13. Chao MP, Weissman IL, Majeti R. “The CD47-SIRPα pathway in cancer immune evasion and potential therapeutic implications”Curr. Opin. Immunol 2012. 24 (2): 225–32. http://www.sciencedirect.com/science/article/pii/S095279151200012Xhttp://www.ncbi.nlm.nih.gov/pmc/articles/PMC3319521/

14. Majeti R, Chao MP, Alizadeh AA, Pang WW, Jaiswal S, Gibbs KD, Jr, van Rooijen N, Weissman IL. Cd47 is an adverse prognostic factor and therapeutic antibody target on human acute myeloid leukemia stem cells. Cell. 2009;138(2):286–299. http://www.ncbi.nlm.nih.gov/pmc/articles/PMC2726837/

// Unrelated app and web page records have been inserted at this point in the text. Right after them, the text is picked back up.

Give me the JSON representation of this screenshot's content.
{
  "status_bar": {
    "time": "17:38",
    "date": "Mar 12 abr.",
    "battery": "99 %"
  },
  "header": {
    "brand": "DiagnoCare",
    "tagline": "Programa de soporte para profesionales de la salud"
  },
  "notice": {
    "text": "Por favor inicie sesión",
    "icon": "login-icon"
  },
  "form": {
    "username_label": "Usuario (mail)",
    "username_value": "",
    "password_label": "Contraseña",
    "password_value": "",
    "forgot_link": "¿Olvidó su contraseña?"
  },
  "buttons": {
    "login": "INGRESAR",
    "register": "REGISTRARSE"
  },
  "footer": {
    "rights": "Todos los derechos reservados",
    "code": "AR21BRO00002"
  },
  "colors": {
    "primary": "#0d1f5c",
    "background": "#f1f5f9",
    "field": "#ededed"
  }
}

15. Chao MP, Alizadeh AA, Tang C, Jan M, Weissman-Tsukamoto R, Zhao F, Park CY, Weissman IL, Majeti R. Therapeutic antibody targeting of cd47 eliminates human acute lymphoblastic leukemia.Cancer Res. 2011;71 (4):1374–1384. http://www.ncbi.nlm.nih.gov/pmc/articles/PMC3041855/

16. Chao MP, Alizadeh AA, Tang C, Myklebust JH, Varghese B, Gill S, Jan M, Cha AC, Chan CK, Tan BT, Park CY, et al. Anti-cd47 antibody synergizes with rituximab to promote phagocytosis and eradicate non-hodgkin lymphoma. Cell. 2010;142(5):699–713. http://www.ncbi.nlm.nih.gov/pmc/articles/PMC2943345/

17. Chao MP, Tang C, Pachynski RK, Chin R, Majeti R, Weissman IL. Extranodal dissemination of non-hodgkin lymphoma requires cd47 and is inhibited by anti-cd47 antibody therapy. Blood.2011;118(18):4890–4901. http://www.ncbi.nlm.nih.gov/pmc/articles/PMC3208297/

18. Zhao XW, van Beek EM, Schornagel K, Van der Maaden H, Van Houdt M, Otten MA, Finetti P, Van Egmond M, Matozaki T, Kraal G, Birnbaum D, et al. Cd47-signal regulatory protein-alpha (sirpalpha) interactions form a barrier for antibody-mediated tumor cell destruction. Proc Natl Acad Sci U S A.2011;108(45):18342–18347. http://www.ncbi.nlm.nih.gov/pmc/articles/PMC3215076/

19. Obeid M, Tesniere A, Ghiringhelli F, Fimia GM, Apetoh L, Perfettini JL, Castedo M, Mignot G, Panaretakis T, Casares N, Metivier D, et al. Calreticulin exposure dictates the immunogenicity of cancer cell death. Nat Med. 2007;13(1):54–61. http://www.ncbi.nlm.nih.gov/pubmed/17187072

Other related articles on this Open Access Online Scientific Journal include the following:

I. By: Larry Bernstein MD. Treatment for Metastatic HER2 Breast Cancer https://pharmaceuticalintelligence.com/2013/03/03/treatment-for-metastatic-her2-breast-cancer/

II. By: Tilda Barliya PhD. Colon Cancer.  https://pharmaceuticalintelligence.com/2013/04/30/colon-cancer/

III. By: Ritu Saxena PhD. In focus: Triple Negative Breast Cancer. https://pharmaceuticalintelligence.com/2013/01/29/in-focus-triple-negative-breast-cancer/

Read Full Post »